Two Indo-Corinthian capitals carved with figures of Surya, from Loriyan Tangai, Peshawar District
Photographer: Caddy, Alexander E.
Medium: Photographic print
Photograph of two Indo-Corinthian capitals carved with figures of Surya from Loriyan Tangai, Peshawar district taken by Alexander Caddy in 1896. In this photograph we can view the top of the column known as the capital. The Corinthian capital is a distinctively Greek architectural feature, yet from the first century AD onwards they became popular in Peshawar district. Graeco-Roman influence affected not only architectural features but a variety of artistic traditions. Sculpture is a notable example of this phenomena, as the large quantities of statues found in the Peshawar district, that constitute the Gandharan style, were heavily influenced by classical forms. The columns found in Peshawar are not, however, identical to their Greek counterparts.
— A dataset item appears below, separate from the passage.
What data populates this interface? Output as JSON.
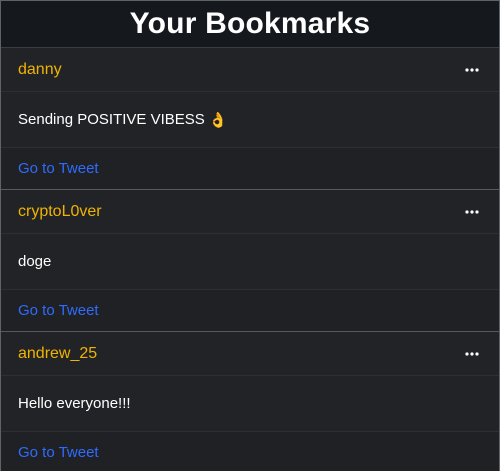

They blend Indian and classical features and are therefore termed 'Indo-Greek'. The deity carved into the capital is Indian and known as Surya, who is associated with the sun.